Lawmakers in Washington are debating the future of the internet. How much should it be regulated? Or should it be regulated? These are some of the questions at the heart of the debate over net neutrality.
Tom Klancer knows a thing or two about the internet. He works for a company that designs software that helps businesses automate their workflow, and he says he’s concerned about the future of the internet. He’s particularly worried about what might happen if the Federal Communications Commission spikes rules that limit how his internet service provider might manipulate his access to the World Wide Web.
“Say they’re providing a service for medical information, and I actually would prefer the information from WebMD because their information actually isn’t very good. Well I can’t go to WebMD because it happens to conflict with their service.”
Back in 2015, the Obama-era FCC adopted what’s known as the Open Internet Rule, which basically declared that internet service providers are “common carriers” — companies that transport things or people, like telephones or railroads or even pipelines. That means they’re regulated under Title 2 of the Communications Act. Now the Trump-era FCC may be on the verge of spiking those rules.
"Unfortunately where I think this is headed is at the moment not a great place. I think that the FCC is clearly intent on voting down Title 2 regulations. But I think that a court battle will inevitably ensue.”
Klancer was one of dozens of people who showed up at a recent town hall meeting on the subject, hosted by Democratic Congressman Don Beyer.
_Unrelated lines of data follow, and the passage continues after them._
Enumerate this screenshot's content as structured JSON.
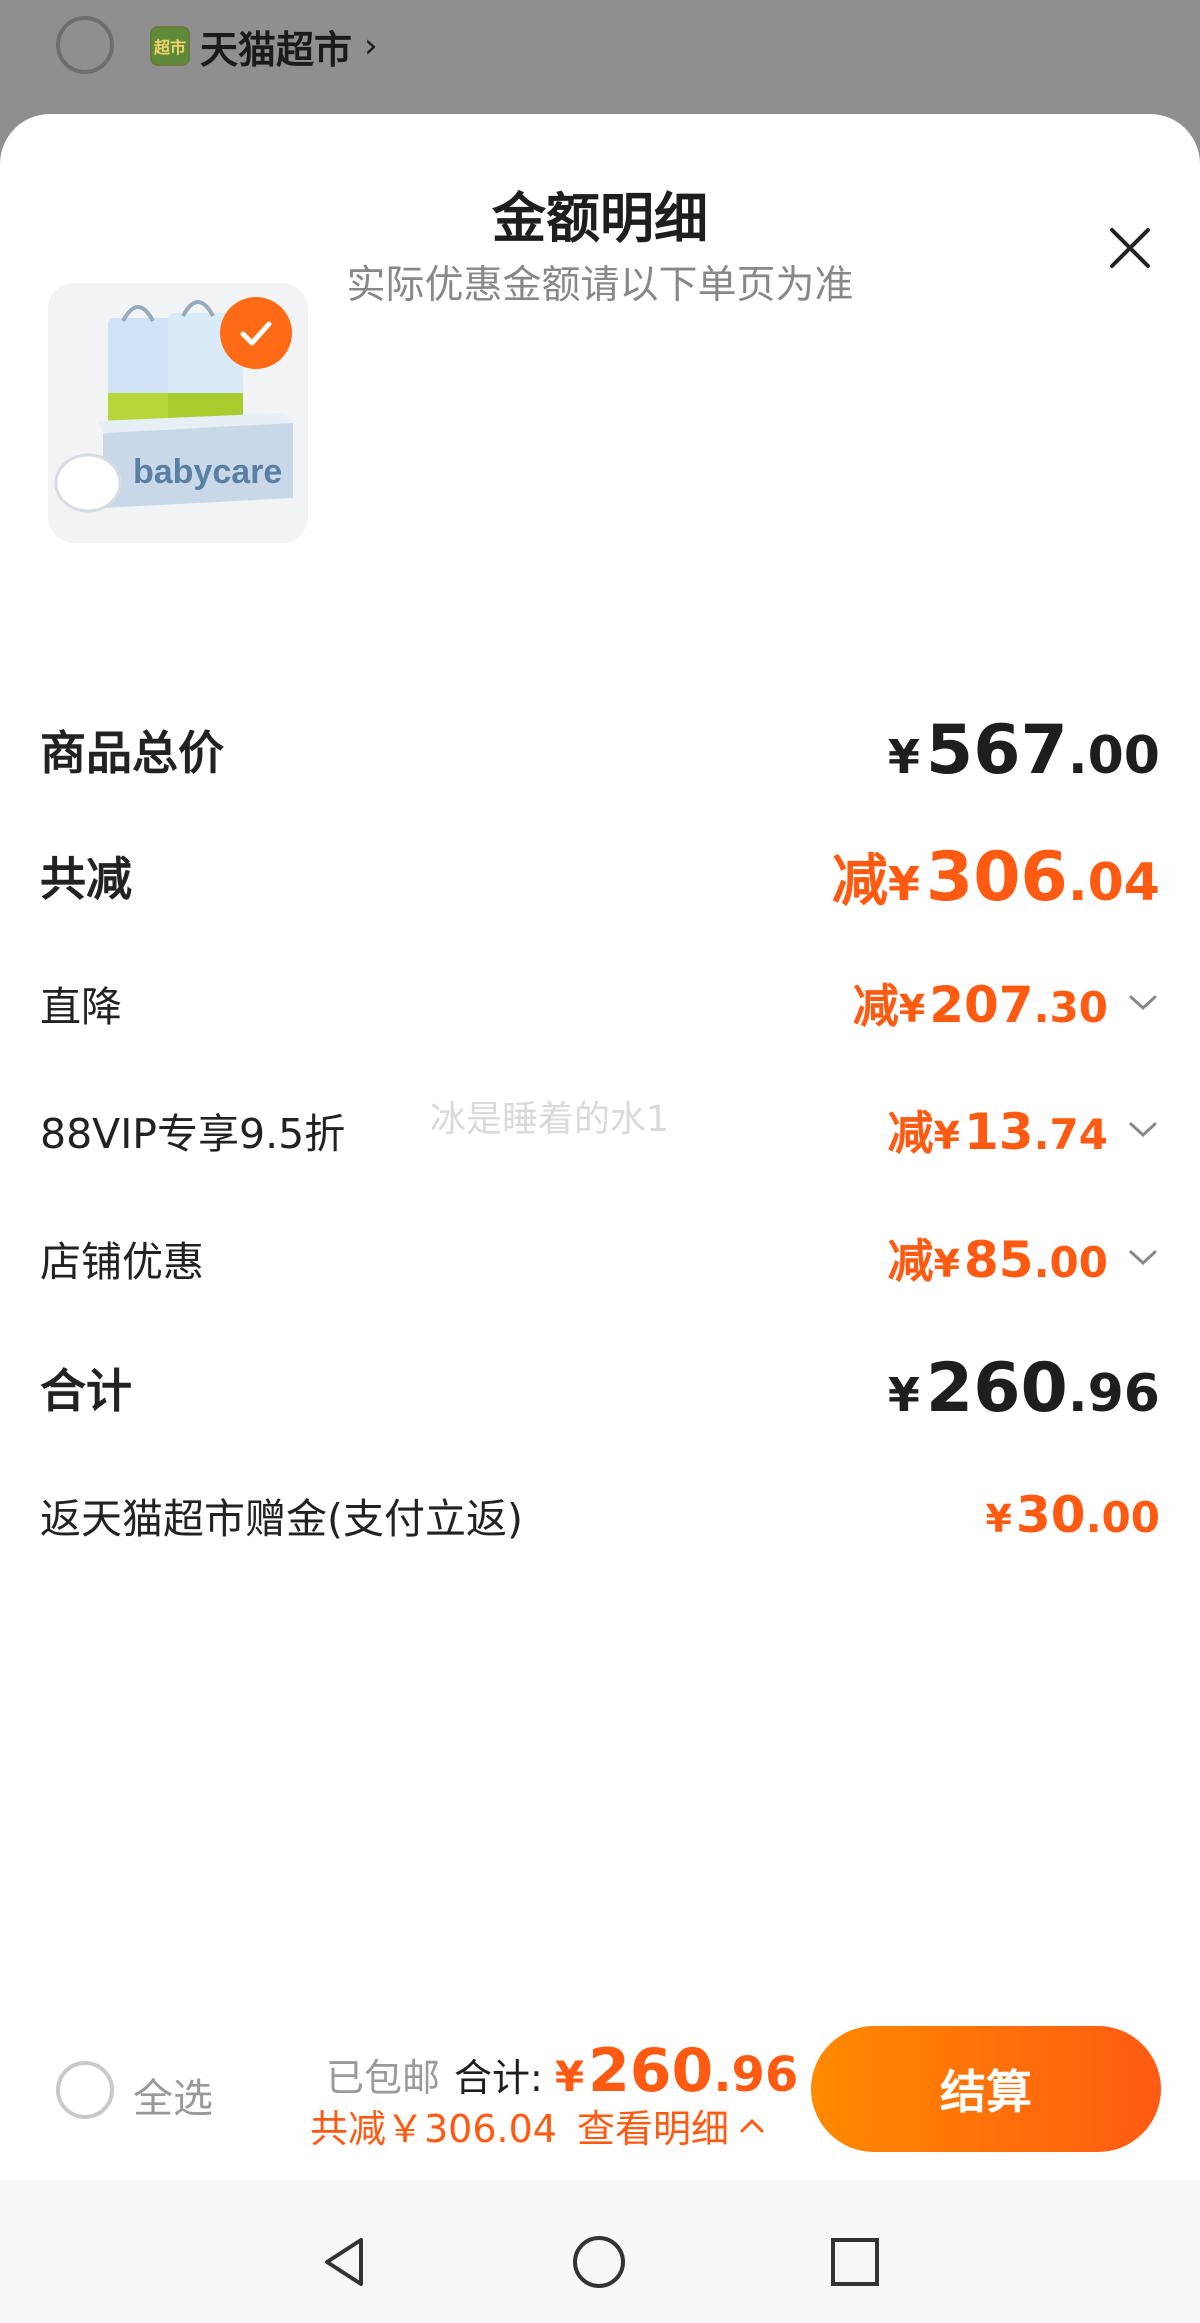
{
  "background": {
    "store_icon_text": "超市",
    "store_name": "天猫超市"
  },
  "sheet": {
    "title": "金额明细",
    "subtitle": "实际优惠金额请以下单页为准"
  },
  "product": {
    "image_label": "babycare",
    "selected": true
  },
  "rows": {
    "total_price": {
      "label": "商品总价",
      "yen": "¥",
      "int": "567",
      "dec": ".00"
    },
    "total_discount": {
      "label": "共减",
      "prefix": "减",
      "yen": "¥",
      "int": "306",
      "dec": ".04"
    },
    "direct_drop": {
      "label": "直降",
      "prefix": "减",
      "yen": "¥",
      "int": "207",
      "dec": ".30"
    },
    "vip": {
      "label": "88VIP专享9.5折",
      "prefix": "减",
      "yen": "¥",
      "int": "13",
      "dec": ".74"
    },
    "store_discount": {
      "label": "店铺优惠",
      "prefix": "减",
      "yen": "¥",
      "int": "85",
      "dec": ".00"
    },
    "subtotal": {
      "label": "合计",
      "yen": "¥",
      "int": "260",
      "dec": ".96"
    },
    "rebate": {
      "label": "返天猫超市赠金(支付立返)",
      "yen": "¥",
      "int": "30",
      "dec": ".00"
    }
  },
  "watermark": "冰是睡着的水1",
  "bottom_bar": {
    "select_all": "全选",
    "free_shipping": "已包邮",
    "sum_label": "合计:",
    "sum_yen": "¥",
    "sum_int": "260",
    "sum_dec": ".96",
    "discount_text": "共减￥306.04",
    "detail_link": "查看明细",
    "checkout": "结算"
  },
  "colors": {
    "accent": "#ff5a12",
    "accent_gradient_start": "#ff8a00",
    "text": "#1e1e1e",
    "muted": "#888888"
  },
  "icons": {
    "close": "close-icon",
    "chevron_down": "chevron-down-icon",
    "chevron_up": "chevron-up-icon",
    "check": "check-icon",
    "nav_back": "nav-back-icon",
    "nav_home": "nav-home-icon",
    "nav_recents": "nav-recents-icon"
  }
}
"If you put a bunch of people in a room, everyone will agree that net neutrality is itself a good idea. But in fact, when you listen to the Verizon, AT&T, Cox — their government affairs folks will all say we’re for net neutrality too. The problem is we have different definitions of net neutrality.”
Former FCC chairman Tom Wheeler took part in Beyer’s town hall and warned of a concerted effort in Washington to undo the rules he helped write.
“Their repeal is being championed by a handful of companies, and you basically know who those companies are: Comcast, AT&T, and Charter.”
Wheeler says the Open Internet Rule that allows the government to regulate internet service providers as common carriers is an example of what he calls agile regulation — an attempt to deal with the fact that technology is changing faster than regulators in Washington can write rules to keep up.
“It’s being held up as one of the reasons why the current administration wants to get rid of the open internet rules because, 'well we don’t know what that means in five or ten years.’ Damn right you don’t, and that’s why it’s there.”
Critics of the FCC rules say they’re yet another example of the federal government overreaching.
“Companies like AOL, America Online, which created basically a mass-market internet, did not do so as common carriers regulated under what are now called net neutrality rules. They came in under a deregulatory environment.”
That’s Thomas Hazlett, professor at Clemson University and director of the Information Economy Project.
“Companies like AOL actually charged Google to be the default search engine, and Google had to pay money to get into that market.”
He says these rules Beyer and others are getting so worked up over haven’t been around all that long, and so their influence is questionable.
“It’s not as if we had these rules and created the internet with these rules, quite the reverse. The open internet developed under a much more open environment, much less regulated. And I will say that there is regulation even in that space, and that is called antitrust.”
That sentiment was not the prevailing mood at Don Beyer’s town-hall forum in Arlington, which featured former FCC general counsel Jonathan Sallet.
“When you upload a video to YouTube or a photo to Facebook, are you expecting to put a message that’s going to arrive exactly as you composed it or not? That legal question is at the heart of this.”
Congressman Beyer took dozens of questions from constituents who are clearly concerned that ditching the Open Internet rules would be a big mistake. Ultimately, he said, even if the FCC throws the rules in the garbage can, the comments people send to the FCC could become important in a legal challenge down the line. Meanwhile, he told one constituent:
“It still makes a difference to contact members of Congress. I’m OK on this issue I think for you. But there are another seven Republicans in the Virginia delegation. You can call them.”
The FCC has already received more than five million comments, although one congressman asked the attorney general to look into whether bots were flooding the agency with fake comments. The deadline for submitting comments runs through mid-July, which could mean a long hot summertime debate over the future of the internet.